As for the bitcoin/litecoin/crypto question.... that is for @Roy Sebag and upper management to decide. It seems that many customers want this functionality (i.e. buying crypto, selling for metal, and also storage), so I'm sure they are having strategic discussions about this. I'm staying tuned.
Just want to clarify @Optiman when you say "converted" . If you previously had a "personal" or "business" account, and then you set up a "Goldmoney Holding" account, you are actually setting up a new account. That account should come with a holding number.
To confirm that your holding is set-up, you should be able to login via the "Client Access" button by entering your holding number and password.
After you are into the holding and see the dashboard, check in the header to see if you have a "Basic" or a "Full". If you want a "Full", message your relationship manager to request it (there might be additional verification necessary for this now).
@Goldmatters or someone on the inside could add more details or point you to documentation with a step by step process, but this should work for the time being.
We also have some active community members like @TauntFourstar and @mr1 who might be able to throw together a tutorial video for this new process.
@Marco_1983 and @helferlein Until there is a statement from the company on this, I would send a message to your relationship manager through your holding telling them that you want a "Full Holding". A while back, that is what I did.
Full disclosure though, I don't understand why they don't just default it to "Full" for everyone. The limits are different, so maybe it is for their internal insurance agreements for AUM (or potential AUM) or just general risk management. Not sure...but more details directly from @KatyMillington (legal) or @Roy Sebag would be welcome.
@ilya , I did not say that. All customers are important; and all customers who are genuinely here to use the platform should be treated with the highest level of customer service.
So, if somebody is not an advocate for the company, their issues don't need to be resolved.
That said, it would not be good for the momentum of the company or the morale in the community to lose one of it's most active, engaged, and supportive customers. For example, @Goldmatters path from enthusiastic customer to a consultant/liaison at the company sends a very positive message (to me at least); but if he (or @RocketDog) were to start sharing cautionary anecdotes... and distanced themselves from the company/platform... that wouldn't be a very comforting sign.

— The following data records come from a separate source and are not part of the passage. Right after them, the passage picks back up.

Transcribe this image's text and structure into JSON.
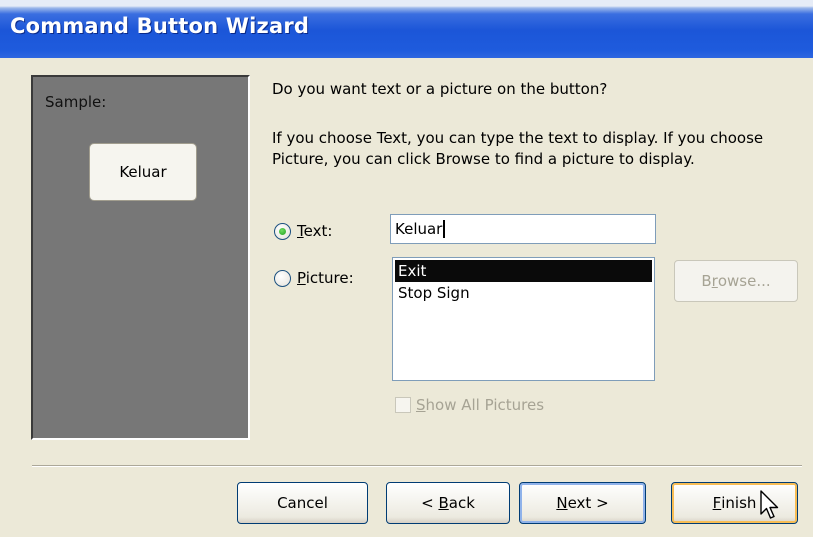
{
  "window": {
    "title": "Command Button Wizard"
  },
  "sample": {
    "label": "Sample:",
    "button_text": "Keluar"
  },
  "prompt": "Do you want text or a picture on the button?",
  "explanation": "If you choose Text, you can type the text to display.  If you choose Picture, you can click Browse to find a picture to display.",
  "options": {
    "text": {
      "label_underlined": "T",
      "label_rest": "ext:",
      "checked": true,
      "value": "Keluar"
    },
    "picture": {
      "label_underlined": "P",
      "label_rest": "icture:",
      "checked": false
    }
  },
  "picture_list": {
    "items": [
      "Exit",
      "Stop Sign"
    ],
    "selected": "Exit"
  },
  "browse_button": {
    "before": "B",
    "underlined": "r",
    "after": "owse..."
  },
  "show_all_pictures": {
    "before": "",
    "underlined": "S",
    "after": "how All Pictures",
    "checked": false
  },
  "footer": {
    "cancel": "Cancel",
    "back": {
      "before": "< ",
      "underlined": "B",
      "after": "ack"
    },
    "next": {
      "before": "",
      "underlined": "N",
      "after": "ext >"
    },
    "finish": {
      "before": "",
      "underlined": "F",
      "after": "inish"
    }
  },
  "colors": {
    "titlebar": "#1c56d8",
    "dialog_bg": "#ece9d8",
    "sample_bg": "#777777",
    "selection": "#0a0a0a",
    "radio_checked": "#21a121"
  }
}
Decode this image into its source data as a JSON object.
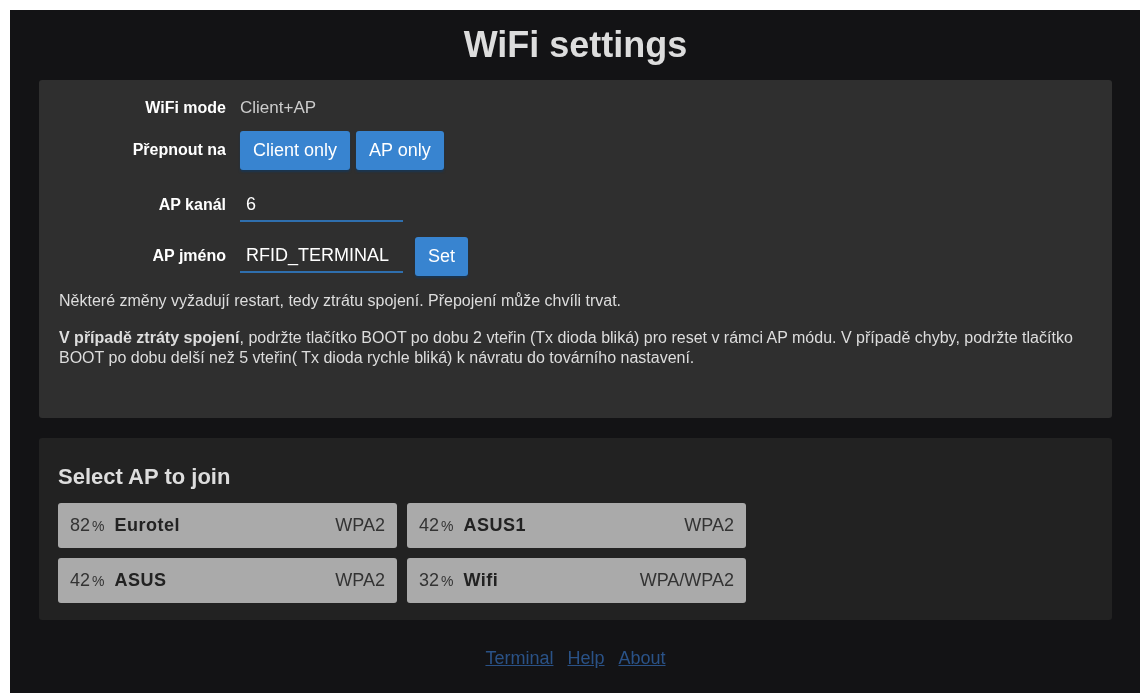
{
  "title": "WiFi settings",
  "settings": {
    "mode_label": "WiFi mode",
    "mode_value": "Client+AP",
    "switch_label": "Přepnout na",
    "switch_buttons": [
      "Client only",
      "AP only"
    ],
    "channel_label": "AP kanál",
    "channel_value": "6",
    "name_label": "AP jméno",
    "name_value": "RFID_TERMINAL",
    "set_button": "Set",
    "notes": [
      "Některé změny vyžadují restart, tedy ztrátu spojení. Přepojení může chvíli trvat.",
      "**V případě ztráty spojení**, podržte tlačítko BOOT po dobu 2 vteřin (Tx dioda bliká) pro reset v rámci AP módu. V případě chyby, podržte tlačítko BOOT po dobu delší než 5 vteřin( Tx dioda rychle bliká) k návratu do továrního nastavení."
    ]
  },
  "ap_list": {
    "title": "Select AP to join",
    "items": [
      {
        "signal": "82",
        "unit": "%",
        "name": "Eurotel",
        "security": "WPA2"
      },
      {
        "signal": "42",
        "unit": "%",
        "name": "ASUS1",
        "security": "WPA2"
      },
      {
        "signal": "42",
        "unit": "%",
        "name": "ASUS",
        "security": "WPA2"
      },
      {
        "signal": "32",
        "unit": "%",
        "name": "Wifi",
        "security": "WPA/WPA2"
      }
    ]
  },
  "footer_links": [
    "Terminal",
    "Help",
    "About"
  ]
}
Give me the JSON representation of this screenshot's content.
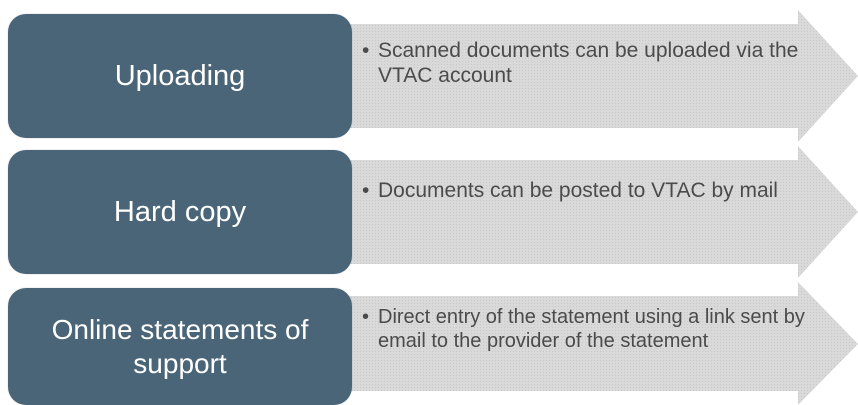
{
  "colors": {
    "label_fill": "#4a6577",
    "arrow_fill": "#d9d9d9",
    "text_dark": "#4b4b4b",
    "text_light": "#ffffff"
  },
  "rows": [
    {
      "label": "Uploading",
      "bullet": "•",
      "text": "Scanned documents can be uploaded via the VTAC account"
    },
    {
      "label": "Hard copy",
      "bullet": "•",
      "text": "Documents can be posted to VTAC by mail"
    },
    {
      "label": "Online statements of support",
      "bullet": "•",
      "text": "Direct entry of the statement using a link sent by email to the provider of the statement"
    }
  ]
}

Most people don't realize that insurance companies are like options/derivative houses. They collect marginal premiums upfront and on a rolling basis... essentially giving customers the option to execute their call if things go bad at very little additional cost (I.e. Deductible ~ strike price) to the customer . The major difference is that the strike for the customer is fixed, but for the insurance company variable based on the extent of the damage. Then the other problem is the insurance companies need to invest the premium they collect upfront in order to cover payouts (works great in a bull market backed by CB buying); a mass of payouts is essentially a margin call because the expected short term liabilities spike far above the cash on hand.... so they are forced to sell some of their positions**. I don't think they own much gold or silver or miners. FANG-like, index based ETFs, certain bonds... I'm worried for my family members who are confidently holding these with fat unrealized gains from the past 8 years of absurd fiat injection.
**insurance companies can reduce risk by entering agreements with reinsurance companies... but now we're just displacing the original risk onto someone else ... someone gets called... because the risk is still in the systm.
Question is going to be, can certain companies --A Mega Zeitgeist Network-- operate (I.e. Literally avoid bankruptcy) if their stock loses 90% due to reversion to fair value on a PE/maturity/diseconomies-of-scale basis. AAPLs PE of 18 is understandable imo, but other companies should be within arms reach + or - . Imo those that are not will be the names that insurance/reinsurance companies liquidate first.
Or I could be wrong and printed money keeps the whole thing afloat for a while....until the confidence and value of the dollar has been diluted away.